The Catacombs Catacombs Credits Guide
Christopher Penfold

My initial discussions with Gerry were, I remember, how to develop the concept of UFO sufficiently to make it both recognisable with the first series and yet a development of it. I think they were planning to use the same cast, but there was a big moment when the central idea of Space: 1999 was dropped in. I can't remember who it came from - it may have been Brian Johnson or Keith Wilson -but I remember there was a huge surge of excitement for the idea that what was going to happen was that the Moon was going to be blasted out of Earth orbit. I think it was probably at that moment that it ceased to be UFO and became something else. It seemed like a really good idea.

In normal terms, the role of the script editor is to commission as well as to take the scripts through their various drafts. One of the things that happened very early on was that we were constrained by ITC to use some American writers. Eddie Di Lorenzo was one, and he just happened to be living here so that was convenient, Gerry and Sylvia went off to find an appropriate script editor in the States and came back with George Bellak. Principally, George and myself created the characters in conjunction with Gerry, and Sylvia had some input in the early stages. George left the series quite early on as he didn't get on very well with Gerry so the ball was back in my court and I had the responsibility for finding writers, talking about ideas for individual episodes, commissioning them and doing the normal script-editing jobs. George had written the first episode, which was eventually entitled Breakaway, but I actually rewrote it after he had left and most of it Is my work.

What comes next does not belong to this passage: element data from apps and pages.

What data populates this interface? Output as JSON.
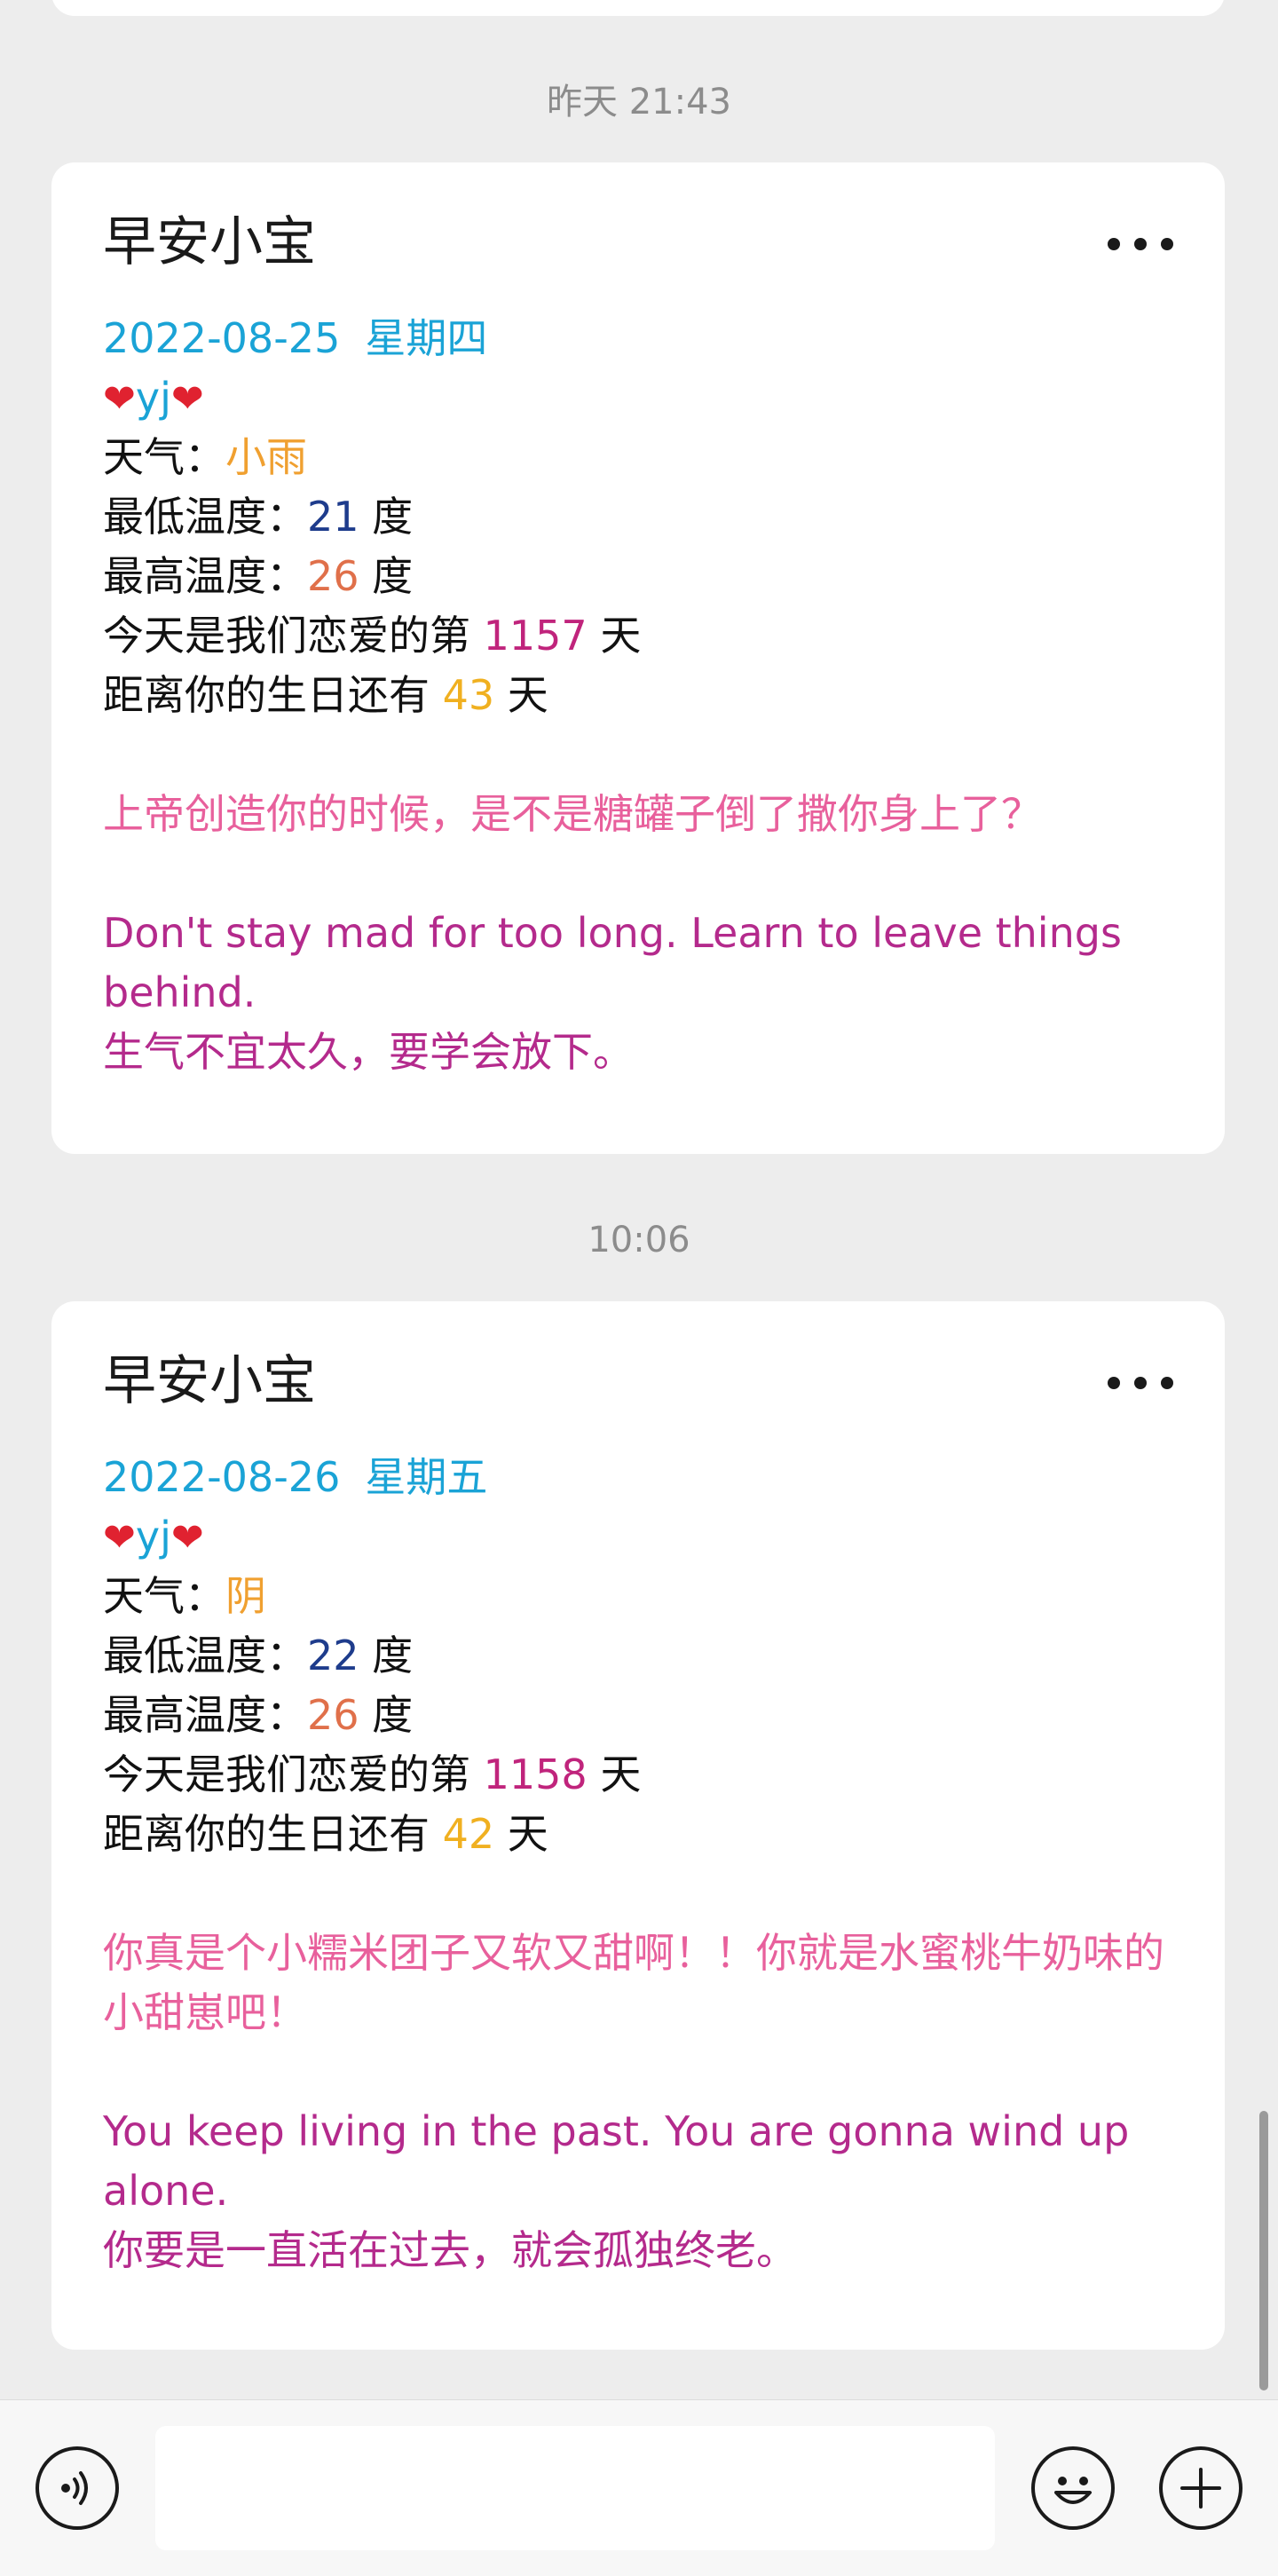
{
  "timestamps": [
    "昨天 21:43",
    "10:06"
  ],
  "cards": [
    {
      "title": "早安小宝",
      "date": "2022-08-25",
      "weekday": "星期四",
      "heart": "❤",
      "name": "yj",
      "weather_label": "天气：",
      "weather": "小雨",
      "low_label": "最低温度：",
      "low": "21",
      "unit_du": " 度",
      "high_label": "最高温度：",
      "high": "26",
      "love_label": "今天是我们恋爱的第 ",
      "love_days": "1157",
      "unit_tian": " 天",
      "bday_label": "距离你的生日还有 ",
      "bday_days": "43",
      "quote_cn": "上帝创造你的时候，是不是糖罐子倒了撒你身上了？",
      "quote_en": "Don't stay mad for too long. Learn to leave things behind.",
      "quote_en_cn": "生气不宜太久，要学会放下。"
    },
    {
      "title": "早安小宝",
      "date": "2022-08-26",
      "weekday": "星期五",
      "heart": "❤",
      "name": "yj",
      "weather_label": "天气：",
      "weather": "阴",
      "low_label": "最低温度：",
      "low": "22",
      "unit_du": " 度",
      "high_label": "最高温度：",
      "high": "26",
      "love_label": "今天是我们恋爱的第 ",
      "love_days": "1158",
      "unit_tian": " 天",
      "bday_label": "距离你的生日还有 ",
      "bday_days": "42",
      "quote_cn": "你真是个小糯米团子又软又甜啊！！你就是水蜜桃牛奶味的小甜崽吧！",
      "quote_en": "You keep living in the past. You are gonna wind up alone.",
      "quote_en_cn": "你要是一直活在过去，就会孤独终老。"
    }
  ],
  "input": {
    "value": "",
    "placeholder": ""
  },
  "icons": {
    "voice": "voice-icon",
    "emoji": "emoji-icon",
    "plus": "plus-icon",
    "more": "more-icon"
  }
}
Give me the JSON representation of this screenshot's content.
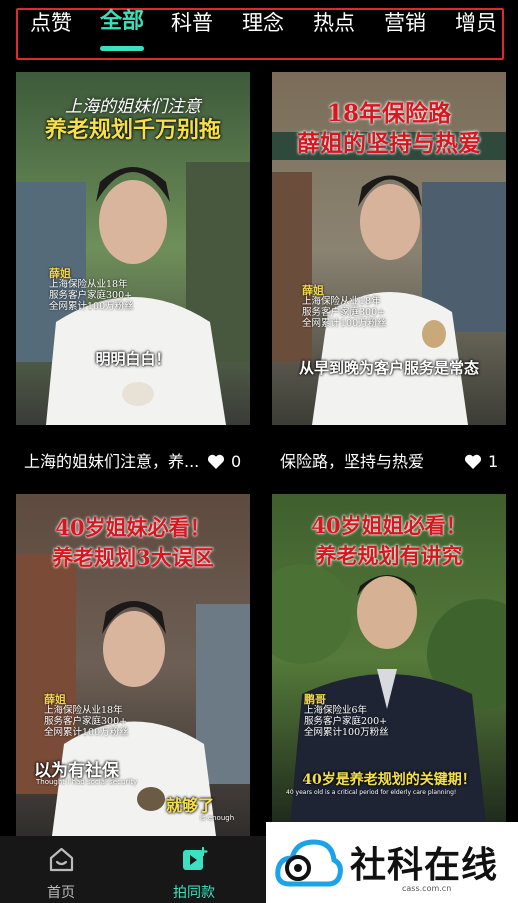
{
  "tabs": [
    {
      "label": "点赞"
    },
    {
      "label": "全部",
      "active": true
    },
    {
      "label": "科普"
    },
    {
      "label": "理念"
    },
    {
      "label": "热点"
    },
    {
      "label": "营销"
    },
    {
      "label": "增员"
    }
  ],
  "cards": [
    {
      "title_top": "上海的姐妹们注意",
      "title_main": "养老规划千万别拖",
      "name": "薛姐",
      "info": [
        "上海保险从业18年",
        "服务客户家庭300+",
        "全网累计100万粉丝"
      ],
      "caption": "明明白白！",
      "description": "上海的姐妹们注意，养...",
      "likes": "0"
    },
    {
      "title_top": "18年保险路",
      "title_main": "薛姐的坚持与热爱",
      "name": "薛姐",
      "info": [
        "上海保险从业18年",
        "服务客户家庭300+",
        "全网累计100万粉丝"
      ],
      "caption": "从早到晚为客户服务是常态",
      "description": "保险路，坚持与热爱",
      "likes": "1"
    },
    {
      "title_top": "40岁姐妹必看！",
      "title_main": "养老规划3大误区",
      "name": "薛姐",
      "info": [
        "上海保险从业18年",
        "服务客户家庭300+",
        "全网累计100万粉丝"
      ],
      "caption": "以为有社保",
      "caption_sub": "Thought I had social security",
      "caption2": "就够了",
      "caption2_sub": "is enough"
    },
    {
      "title_top": "40岁姐姐必看！",
      "title_main": "养老规划有讲究",
      "name": "鹏哥",
      "info": [
        "上海保险业6年",
        "服务客户家庭200+",
        "全网累计100万粉丝"
      ],
      "caption": "40岁是养老规划的关键期！",
      "caption_sub": "40 years old is a critical period for elderly care planning!"
    }
  ],
  "bottom_nav": [
    {
      "label": "首页",
      "icon": "home-icon",
      "active": false
    },
    {
      "label": "拍同款",
      "icon": "video-plus-icon",
      "active": true
    }
  ],
  "watermark": {
    "text": "社科在线",
    "url": "cass.com.cn",
    "icon": "cloud-logo-icon"
  },
  "colors": {
    "accent": "#3be0c0",
    "frame": "#e0282f",
    "title_red": "#d7171f",
    "title_yellow": "#f5e04a"
  }
}
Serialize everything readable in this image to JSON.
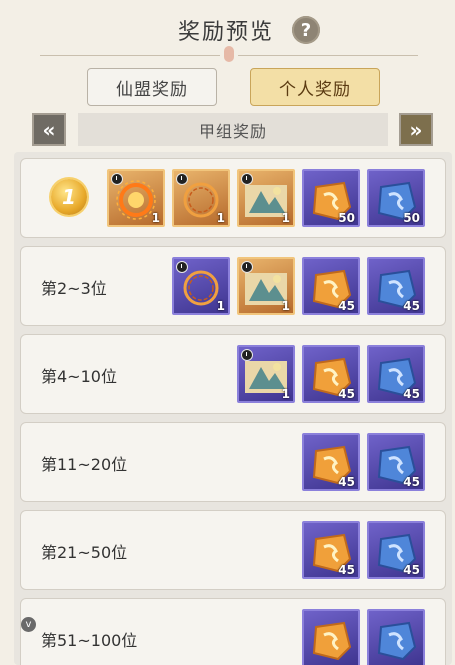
{
  "header": {
    "title": "奖励预览",
    "help": "?"
  },
  "tabs": [
    {
      "label": "仙盟奖励",
      "active": false
    },
    {
      "label": "个人奖励",
      "active": true
    }
  ],
  "group_nav": {
    "prev": "«",
    "label": "甲组奖励",
    "next": "»"
  },
  "ranks": [
    {
      "label": "1",
      "medal": true,
      "items": [
        {
          "kind": "gold",
          "icon": "fire-ring-icon",
          "count": "1",
          "timed": true
        },
        {
          "kind": "gold",
          "icon": "flame-hoop-icon",
          "count": "1",
          "timed": true
        },
        {
          "kind": "gold",
          "icon": "mountain-scroll-icon",
          "count": "1",
          "timed": true
        },
        {
          "kind": "purple",
          "icon": "orange-stone-icon",
          "count": "50",
          "timed": false
        },
        {
          "kind": "purple",
          "icon": "blue-stone-icon",
          "count": "50",
          "timed": false
        }
      ]
    },
    {
      "label": "第2~3位",
      "medal": false,
      "items": [
        {
          "kind": "purple",
          "icon": "flame-hoop-icon",
          "count": "1",
          "timed": true
        },
        {
          "kind": "gold",
          "icon": "mountain-scroll-icon",
          "count": "1",
          "timed": true
        },
        {
          "kind": "purple",
          "icon": "orange-stone-icon",
          "count": "45",
          "timed": false
        },
        {
          "kind": "purple",
          "icon": "blue-stone-icon",
          "count": "45",
          "timed": false
        }
      ]
    },
    {
      "label": "第4~10位",
      "medal": false,
      "items": [
        {
          "kind": "purple",
          "icon": "mountain-scroll-icon",
          "count": "1",
          "timed": true
        },
        {
          "kind": "purple",
          "icon": "orange-stone-icon",
          "count": "45",
          "timed": false
        },
        {
          "kind": "purple",
          "icon": "blue-stone-icon",
          "count": "45",
          "timed": false
        }
      ]
    },
    {
      "label": "第11~20位",
      "medal": false,
      "items": [
        {
          "kind": "purple",
          "icon": "orange-stone-icon",
          "count": "45",
          "timed": false
        },
        {
          "kind": "purple",
          "icon": "blue-stone-icon",
          "count": "45",
          "timed": false
        }
      ]
    },
    {
      "label": "第21~50位",
      "medal": false,
      "items": [
        {
          "kind": "purple",
          "icon": "orange-stone-icon",
          "count": "45",
          "timed": false
        },
        {
          "kind": "purple",
          "icon": "blue-stone-icon",
          "count": "45",
          "timed": false
        }
      ]
    },
    {
      "label": "第51~100位",
      "medal": false,
      "items": [
        {
          "kind": "purple",
          "icon": "orange-stone-icon",
          "count": "",
          "timed": false
        },
        {
          "kind": "purple",
          "icon": "blue-stone-icon",
          "count": "",
          "timed": false
        }
      ]
    }
  ],
  "scroll_badge": "v"
}
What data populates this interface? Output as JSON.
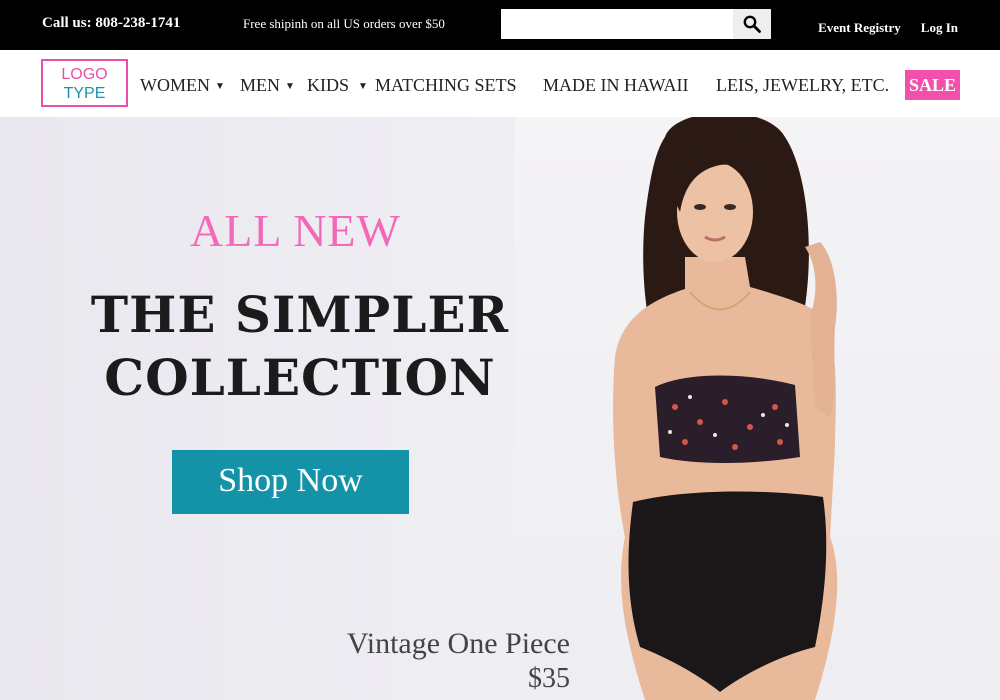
{
  "topbar": {
    "phone": "Call us: 808-238-1741",
    "promo": "Free shipinh on all US orders over $50",
    "search_placeholder": "",
    "search_icon": "search-icon",
    "links": [
      "Event Registry",
      "Log In"
    ]
  },
  "logo": {
    "line1": "LOGO",
    "line2": "TYPE"
  },
  "nav": {
    "items": [
      {
        "label": "WOMEN",
        "caret": "▼"
      },
      {
        "label": "MEN",
        "caret": "▼"
      },
      {
        "label": "KIDS",
        "caret": "▼"
      },
      {
        "label": "MATCHING SETS",
        "caret": ""
      },
      {
        "label": "MADE IN HAWAII",
        "caret": ""
      },
      {
        "label": "LEIS, JEWELRY, ETC.",
        "caret": ""
      }
    ],
    "sale": "SALE"
  },
  "hero": {
    "kicker": "ALL NEW",
    "headline_line1": "THE SIMPLER",
    "headline_line2": "COLLECTION",
    "cta": "Shop Now",
    "product_name": "Vintage One Piece",
    "product_price": "$35"
  },
  "colors": {
    "accent_pink": "#f250ab",
    "accent_teal": "#1493a8",
    "topbar": "#000000"
  }
}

We all got involved in long transatlantic telephone conversations with American writers who sent in material and we really never had the opportunity to sit with them face to face and tell them exactly what the series was about. It was a nightmare and it wasn't really possible for us to work in the conventional roles of story editors and consultants and in the end, we all became, in effect, staff writers. Eddie wrote a few, I wrote a few, Johnny Byrne wrote a few and even the episodes which people like Anthony Terpiloff wrote contained a huge amount of rewriting.

The interference from New York was relentless. Every time an episode was completed in script form it would be shipped off to ITC and they would make their comments. Often what happened was that we'd finally get a script that we were all pleased with - Gerry was pleased with it, Martin Landau was pleased with it and Charles Crichton was pleased with it - and off it went to ITC and back it came with comments that just tore at the fundamental structure of the thing. It was very demoralising and we all felt that sufficient homage had been paid to the requirements of the American market in the way the whole thing had been set up in the first place, We felt that the secret of success was to make the series that much different from anything else, but time and again our work was being assessed against existing shows of a similar kind.

The conflicts about presentation and development of character as opposed to what I thought was fairly clichéd action eventually came to a head. The pressure to shift onto monster stories was already apparent and I found I was publishing scripts that I didn't myself believe in one hundred percent. Gradually, Gerry began to lose confidence in me as I wasn't willing to do the kinds of things which he wanted to have done. We parted on reasonably good terms and, later, Gerry asked Freddie Freiberger to invite me to do an episode for the second series, so I wrote Dorzak as a freelancer. I enjoyed writing the script but I didn't enjoy receiving an eventual production script through the post which bore little resemblance to what I had originally written. I felt that Freddie was a clever, but rather superficial influence on the series. I think he was pretty derivative and I only watched the second series for a little while.

I found Space: 1999 exciting to work on because I wasn't really a science-fiction buff but it certainly opened my interest in science-fiction. I never had the background that enabled me to compare an idea with something that had gone before, so I wasn't ever saying, for instance, "That was a good idea they had on Star Trek, let's see how we can adapt it."

[Of Space Brain] The idea of the heavenly bodies as being macro brain cells is one that appealed to me and still does. What was achieved on the set with foam wasn't quite in line with that!

I think that of the stories that I wrote, the one that worked best was War Games. I think they were all good science-fiction ideas and Dragon's Domain was also very good, but I remember feeling that War Games was the most satisfactory one in terms of writing and production.